Anyway, here are some pretty good results obtained near downtown Fredericton on Saturday, about an hour after filling with electrolyte and calibrating:

The dissolved O2 readings were all within a narrow band of 9.1 to 9.2 mg/L, which is a normal, expected level for the amount of oxygen dissolved in water. 

Later that afternoon I took AMOS out to Woolastook to collect some more data, but this time the readings started off a bit under 9 mg/L, jumped around a bit, and then seemed to gradually drift lower to under 5 mg/L as AMOS traveled along the 4 km route:

Today I re-visited Woolastook, and performed a re-calibration before leaving, but did not re-fill any of the electrolyte. This time the dissolved O2 started off at around 7 mg/L, and then dropped down to nearly 0 mg/L about halfway through the test: 

Since I saw a number of small fish swimming around, I don't think the level could have possibly been that low! I'll try going back tomorrow, but will top up the electrolyte again to see what difference that makes. The probe manual is vague about how often re-calibration is required, but does say that the electrolyte should last for about 2 years before it is depleted. Perhaps there is an issue with dragging the probe behind AMOS? It is mostly horizontal while AMOS is moving. Or maybe the probe membrane is getting damaged by dragging it through shallow water, grass, etc. close to the shoreline? I'll try not to waste too much more time on this, but these things kind of bother me! 😖

Tuesday, August 4, 2020

Paddle Test Take 2

Despite the 3-D printed "paddle fail" of a couple of weeks ago, I had not given up on the idea of 3-D printing something for paddle propulsion. This time around, I made a simple rectangular paddle with a hollow tube along one edge for mounting onto the motor shaft. To test out the concept and see if a pair of paddles would generate sufficient thrust for AMOS, I used a chisel to gouge out some motor mounting holes in the old surfboard, and wired up (this time properly!) the DC motor controller to an Arduino Uno, and wrote a simple program for driving both motors at the same speed. 

It seemed like maybe it was faster than the air propeller version, although to be certain I guess I would need to program both boats for the same GPS course and race them against each other.
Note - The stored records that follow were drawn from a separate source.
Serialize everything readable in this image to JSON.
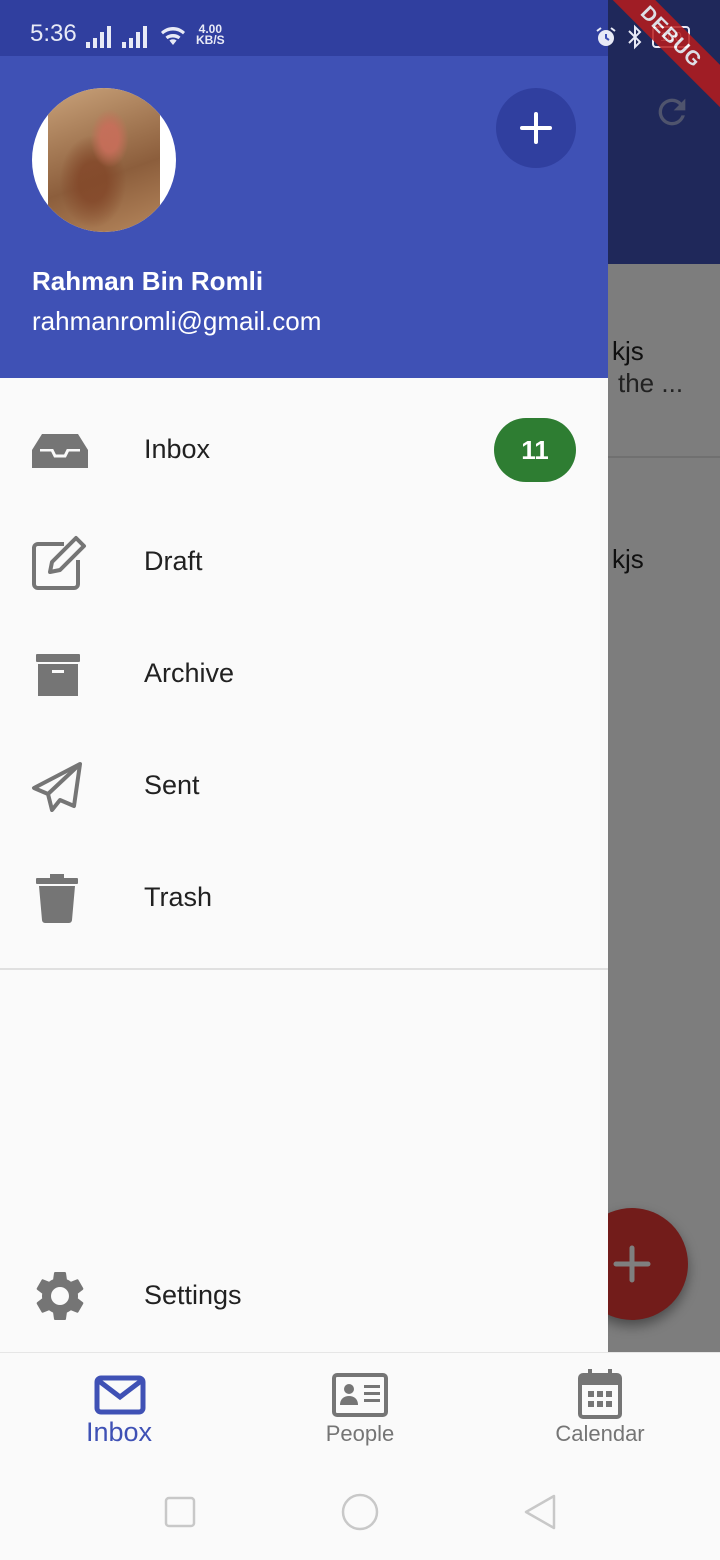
{
  "colors": {
    "primary": "#3f51b5",
    "primary_dark": "#303f9f",
    "badge_green": "#2e7d32",
    "fab_red": "#e53935",
    "icon_grey": "#757575"
  },
  "status_bar": {
    "time": "5:36",
    "net_speed_value": "4.00",
    "net_speed_unit": "KB/S",
    "battery": "100"
  },
  "debug_banner": "DEBUG",
  "background_list": {
    "row1_line1": "kjs",
    "row1_line2": "the ...",
    "row2_line1": "kjs"
  },
  "drawer": {
    "account_name": "Rahman Bin Romli",
    "account_email": "rahmanromli@gmail.com",
    "items": [
      {
        "label": "Inbox",
        "icon": "inbox-icon",
        "badge": "11"
      },
      {
        "label": "Draft",
        "icon": "edit-icon"
      },
      {
        "label": "Archive",
        "icon": "archive-icon"
      },
      {
        "label": "Sent",
        "icon": "paper-plane-icon"
      },
      {
        "label": "Trash",
        "icon": "trash-icon"
      }
    ],
    "settings_label": "Settings"
  },
  "bottom_nav": {
    "items": [
      {
        "label": "Inbox",
        "icon": "envelope-icon",
        "active": true
      },
      {
        "label": "People",
        "icon": "contact-card-icon",
        "active": false
      },
      {
        "label": "Calendar",
        "icon": "calendar-icon",
        "active": false
      }
    ]
  }
}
It still remains to be seen how the paddles would fare in some of the weedy locations that the airboat frequents. This video recorded on the weekend shows the airboat version of AMOS moving through some pretty dense river grass (although the depth transducer and turbidity probe had to be pulled out of the water to minimize drag):

While AMOS was traveling through the river grass, it was also measuring the dissolved oxygen content of the water. From the few tests that I have done in the river near downtown Fredericton and out at Woolastook over the last couple of weeks, it looks like the dissolved oxygen content is dropping.  Here is the latest dissolved oxygen data from downtown Fredericton:

Dissolved oxygen content near downtown Fredericton on Aug. 02, 2020 varied from 5 mg/L (purple) to 9.1 mg/L (red). 

Unfortunately our humid weather over the last few weeks coupled with repeated testing has dissolved the construction adhesive that was bonding the foam pontoons to the aluminum plates. To remedy this, I spent about $13 for a tiny package of two-part "marine" epoxy. It is supposed to offer a bonding strength of 4000 psi, and be waterproof. So we shall see. I re-bonded the delaminated sections a few days ago, and it seems to be holding quite strongly so far!